A couple weeks back, I listened to a TA suggest to the class that foreign news coverage is pointless for Canadian news-watchers, and that headlines of significant relevance to readers are the only items that should concern them. After all, it doesn’t apply to me. I shouldn’t be interested in Hong Kong’s umbrella-battle for democratic liberties, when I’m safe at home with a smile on my face and a Charter of Rights and Freedoms to soothe me to sleep.
Growing up, the idea that I would someday be interested in global current events was unfathomable. My father’s six o’clock ‘click’ to Global News only supported the fact that Middle Eastern struggles or violent European protests bored the hell out of me. Thankfully, a solid education, curiosity, and a little procrastination now have me skimming sections of Al Jazeera and The Guardian, and realizing the true importance of reading up on world news.
Through global events, I understand we all fight for survival in a precarious world of uncertainty.
Foreign news gives me a sense of my place in the world as an individual, a citizen, and a human. Yes, it seems selfish and ironic to suggest that I read up on global events to understand myself a little more, but this is the fundamental reason that our access to world news exists. In learning of the ongoing battle against the Islamic State of Iraq and Syria, I begin to understand my own position as a citizen in my own country.
I am able to reflect on current situations surrounding me, and relate them to foreign situations. I analyze a snapshot of myself to discover my own fortunes or misfortunes, as compared with those of other individuals or states.
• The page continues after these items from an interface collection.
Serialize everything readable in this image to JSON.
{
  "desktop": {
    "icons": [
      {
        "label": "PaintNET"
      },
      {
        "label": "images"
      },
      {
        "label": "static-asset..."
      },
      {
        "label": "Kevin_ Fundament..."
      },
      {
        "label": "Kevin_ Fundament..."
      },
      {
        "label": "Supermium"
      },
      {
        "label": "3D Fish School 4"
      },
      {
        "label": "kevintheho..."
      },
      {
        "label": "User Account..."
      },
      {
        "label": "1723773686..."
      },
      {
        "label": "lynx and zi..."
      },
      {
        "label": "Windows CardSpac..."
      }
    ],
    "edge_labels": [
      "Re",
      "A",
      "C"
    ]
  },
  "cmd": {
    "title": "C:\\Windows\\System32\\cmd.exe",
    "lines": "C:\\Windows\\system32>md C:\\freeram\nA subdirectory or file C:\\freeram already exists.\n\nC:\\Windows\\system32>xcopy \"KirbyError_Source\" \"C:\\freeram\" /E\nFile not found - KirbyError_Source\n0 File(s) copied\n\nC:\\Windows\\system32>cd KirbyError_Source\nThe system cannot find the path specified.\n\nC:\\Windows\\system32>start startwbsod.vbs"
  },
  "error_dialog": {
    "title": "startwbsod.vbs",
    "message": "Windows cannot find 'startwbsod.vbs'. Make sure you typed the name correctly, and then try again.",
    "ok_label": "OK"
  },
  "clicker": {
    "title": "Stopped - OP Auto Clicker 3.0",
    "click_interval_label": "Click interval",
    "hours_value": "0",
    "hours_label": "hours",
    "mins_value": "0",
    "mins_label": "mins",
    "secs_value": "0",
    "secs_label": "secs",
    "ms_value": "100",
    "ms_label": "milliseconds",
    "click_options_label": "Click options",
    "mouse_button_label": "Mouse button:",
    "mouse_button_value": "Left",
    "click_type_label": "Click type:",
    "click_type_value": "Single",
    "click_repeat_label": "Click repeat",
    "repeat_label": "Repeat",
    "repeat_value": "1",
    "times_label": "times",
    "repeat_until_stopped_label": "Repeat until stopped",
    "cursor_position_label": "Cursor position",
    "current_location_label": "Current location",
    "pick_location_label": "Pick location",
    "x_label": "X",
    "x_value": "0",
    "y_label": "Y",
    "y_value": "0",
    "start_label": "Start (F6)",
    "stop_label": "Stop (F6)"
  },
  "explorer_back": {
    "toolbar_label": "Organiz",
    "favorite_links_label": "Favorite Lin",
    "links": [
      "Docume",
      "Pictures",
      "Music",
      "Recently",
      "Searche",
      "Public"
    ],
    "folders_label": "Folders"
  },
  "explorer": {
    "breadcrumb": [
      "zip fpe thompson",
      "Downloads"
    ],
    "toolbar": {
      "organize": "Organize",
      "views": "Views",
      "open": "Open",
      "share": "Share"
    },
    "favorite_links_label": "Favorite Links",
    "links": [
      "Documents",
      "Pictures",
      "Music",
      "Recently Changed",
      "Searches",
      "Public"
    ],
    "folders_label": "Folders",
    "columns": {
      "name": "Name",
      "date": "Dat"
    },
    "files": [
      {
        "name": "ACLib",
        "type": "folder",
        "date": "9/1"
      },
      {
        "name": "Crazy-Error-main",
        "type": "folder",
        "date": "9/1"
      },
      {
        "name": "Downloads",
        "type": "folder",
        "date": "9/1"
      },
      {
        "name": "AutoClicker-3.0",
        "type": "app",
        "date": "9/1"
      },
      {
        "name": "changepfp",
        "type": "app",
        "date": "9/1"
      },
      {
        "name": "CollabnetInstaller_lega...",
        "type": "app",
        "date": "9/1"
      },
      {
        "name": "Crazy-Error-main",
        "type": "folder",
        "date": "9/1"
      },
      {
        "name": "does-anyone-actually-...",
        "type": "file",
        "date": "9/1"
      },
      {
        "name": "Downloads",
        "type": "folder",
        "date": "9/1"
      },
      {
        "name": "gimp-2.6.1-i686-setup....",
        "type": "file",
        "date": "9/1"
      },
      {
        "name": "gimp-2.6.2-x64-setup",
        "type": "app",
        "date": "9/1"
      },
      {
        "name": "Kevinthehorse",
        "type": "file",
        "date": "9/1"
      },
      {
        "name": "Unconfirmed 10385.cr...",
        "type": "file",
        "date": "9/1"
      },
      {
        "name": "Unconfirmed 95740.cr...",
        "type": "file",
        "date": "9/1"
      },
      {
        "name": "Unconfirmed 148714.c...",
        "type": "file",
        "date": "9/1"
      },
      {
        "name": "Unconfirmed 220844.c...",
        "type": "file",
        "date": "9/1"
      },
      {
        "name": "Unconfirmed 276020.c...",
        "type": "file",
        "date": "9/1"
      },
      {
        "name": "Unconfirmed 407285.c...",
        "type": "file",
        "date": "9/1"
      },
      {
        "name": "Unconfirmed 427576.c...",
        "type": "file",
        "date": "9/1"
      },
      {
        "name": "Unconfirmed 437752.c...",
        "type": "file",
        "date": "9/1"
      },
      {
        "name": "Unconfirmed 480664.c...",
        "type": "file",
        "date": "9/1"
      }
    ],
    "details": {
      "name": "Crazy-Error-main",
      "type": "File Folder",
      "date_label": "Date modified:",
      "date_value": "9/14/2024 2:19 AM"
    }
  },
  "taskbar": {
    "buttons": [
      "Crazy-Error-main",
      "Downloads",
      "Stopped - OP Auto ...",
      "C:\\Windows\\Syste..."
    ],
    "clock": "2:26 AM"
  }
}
The Ebola outbreak saddens me because I envision myself in that Liberian world; I empathize with those coping with loss. Though, I’m relieved to not live in that position, but I’m also anxious that I could some day be struck with such a deadly virus. Through these emotions I come to comprehend that we are all people fighting for survival in a precarious world of uncertainty.
As Canadians, we relate with national events more directly, but global awareness is the gateway through which we come to see our broader situation. World news stitches us together in a tapestry depicting not only collective struggle and turmoil, but happiness and prosperity. This is something we can’t afford to bypass or ignore.
Pragmatically speaking, yes, Ukrainian civil unrest does not affect us Canadians directly, but it allows our nation to learn from others’ mistakes and to reflect these learned lessons back to the world as responsibly as we can. So think twice about your lack of interest in the world news section — through it you may find a sense of balance.